Quicksilver Productions

Kickin' American Music

fsdk_coldspell_large_frame_6

Frank Solivan & Dirty Kitchen

http://dirtykitchenband.com

With their new release Cold Spell debuting at #3 on the Billboard Bluegrass Charts, Frank Solivan & Dirty Kitchen can’t slow down! The band received four 2014 IBMA nominations; their second for Instrumental Group of the Year, with Mike Munford up for Banjo Player of the Year again; and Frank Solivan receiving nods for Male Vocalist and Mandolin Player of the Year.

Since Frank Solivan left the cold climes of Alaska for the bluegrass hotbed of Washington, D.C., he’s built a reputation as a monster mandolinist — and become a major festival attraction with his band, Dirty Kitchen. Solivan, with banjoist Mike Munford, guitarist Chris Luquette and doghouse bassist Dan Booth, simmer a bluegrass/newgrass stew from instrumental, vocal and songwriting skills so hot, they earned a three peat 2012, 2013 and 2014 Best Bluegrass Band honors from the Washington Area Music Association.

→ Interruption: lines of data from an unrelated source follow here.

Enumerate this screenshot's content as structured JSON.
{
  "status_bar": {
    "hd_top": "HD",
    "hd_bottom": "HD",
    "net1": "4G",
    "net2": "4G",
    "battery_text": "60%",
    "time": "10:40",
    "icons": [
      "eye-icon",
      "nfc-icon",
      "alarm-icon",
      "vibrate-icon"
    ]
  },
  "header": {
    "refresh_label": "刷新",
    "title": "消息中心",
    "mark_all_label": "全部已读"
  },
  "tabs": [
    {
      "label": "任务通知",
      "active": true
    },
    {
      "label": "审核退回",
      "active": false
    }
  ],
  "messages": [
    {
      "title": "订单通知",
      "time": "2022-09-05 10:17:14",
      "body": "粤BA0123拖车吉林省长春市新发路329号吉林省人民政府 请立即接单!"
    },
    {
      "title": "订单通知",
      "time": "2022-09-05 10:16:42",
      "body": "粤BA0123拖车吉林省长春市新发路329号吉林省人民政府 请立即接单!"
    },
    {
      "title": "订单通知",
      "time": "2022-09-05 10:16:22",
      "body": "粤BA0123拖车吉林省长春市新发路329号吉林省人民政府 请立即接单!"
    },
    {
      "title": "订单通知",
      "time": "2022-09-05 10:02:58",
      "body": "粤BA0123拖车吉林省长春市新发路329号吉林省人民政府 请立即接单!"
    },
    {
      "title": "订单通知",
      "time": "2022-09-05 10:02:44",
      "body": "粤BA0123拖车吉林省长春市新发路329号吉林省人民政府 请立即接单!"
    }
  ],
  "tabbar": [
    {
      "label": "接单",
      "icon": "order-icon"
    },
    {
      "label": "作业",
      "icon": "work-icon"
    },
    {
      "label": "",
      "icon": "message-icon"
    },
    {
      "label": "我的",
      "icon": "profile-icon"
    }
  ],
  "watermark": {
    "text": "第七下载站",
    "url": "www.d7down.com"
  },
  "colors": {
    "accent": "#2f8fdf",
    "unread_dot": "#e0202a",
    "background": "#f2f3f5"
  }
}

Cold Spell (2014)FSDK - Cold Spell (2014)

Buy Cold Spell here

  • Say It Isn't So
  • No Life In This Town

On The Edge (2013) FSDK - On the Edge (2013)

Buy On The Edge here

  • I Fell Short
  • Gone

From “Frank Solivan & Dirty Kitchen”

Buy at CD Baby

  • Driftin' Apart
  • The Note that Said Goodbye

From “Selfish Tears”

Buy at CD Baby

  • Selfish Tears
  • Screened In

From “I Am a Rambler”

Buy at CD Baby

  • Day to Day
  • Dirty Kitchen

 

Video

Compass Records – Cold Spell (August 2014)

“No Life in this Town” Live in Telluride (August 2014)

“She Said She Will” at WAMU Bluegrass Country (June, 2014)

“Yeah Man” at WAMU’s Bluegrass Country (July 2014)

“Better (Days Go By) **Official Video** (July 2014)

Soundcheck: The Bluegrass Situation (September, 2013)

 

The Scuttlebutt

For those of you who’ve been spending time under a bluegrass rock lately, Solivan and his bandmates are one of the hottest acts around. - Shawn Underwood, Twangville

Their new album COLD SPELL will solidify their position as torchbearers for the new generation of progressive bands taking bluegrass from its traditional roots to a younger and broader audience. - The Bluegrass Music News Network

Frank Solivan & Dirty Kitchen are settling into a long-term run as productive as it will be influential. They’ve got it all, including momentum. - David McGee, Deep Roots Magazine

Frank Solivan can’t stop singing. He’s sitting at a truck stop somewhere in Nebraska, taking a break from an endless drive between gigs, but he still launches into song like he’s leading his band Dirty Kitchen through a rambling bluegrass number on a festival stage. - Stephen M. Deusner, CMT Edge

The best music always defies categorization. The instruments featured will inevitably lead people to call it bluegrass. Some will call it Roots and others Americana. I say call it whatever you like, just make sure to give it a listen. - Ian Birchwood, Hudson Valley Bluegrass Association

You’ll find music that expresses common themes – longing and desire, heartache and hope — in uncommon and creative ways. Music that means something. Even music that makes you think. - David Morris, Bluegrass Today

Cold Spell, their recent release, sticks to the bluegrass that brought them in for the show and wraps the basic string band structure with country, jazz, blues and rock influences. - Danny, The Alternate Root

Frank Solivan & Dirty Kitchen clearly have proven that uniqueness, authenticity, and being true to your vision of who you want to be does work, and it seems to be what the listener is looking for too. - Greg Tutwiler, Americana Rhythm Music Magazine

If Tim O’Brien and Alison Brown ever had a love child, it might just be Frank Solivan. This newgrass/bluegrass foursome spirals through skin-tight banjo picking, razor-sharp mandolin and jazz-tinged concentric circles – all with a degree of control that balances technical precision and improvisational virtuosity. - Siobhan Long, Irish Times

Solivan, Munford, Luquette, and Danny Booth (bass) are some of the most talented musicians, both vocally and instrumentally, playing in the bluegrass world right now. - John Goad, Bluegrass Today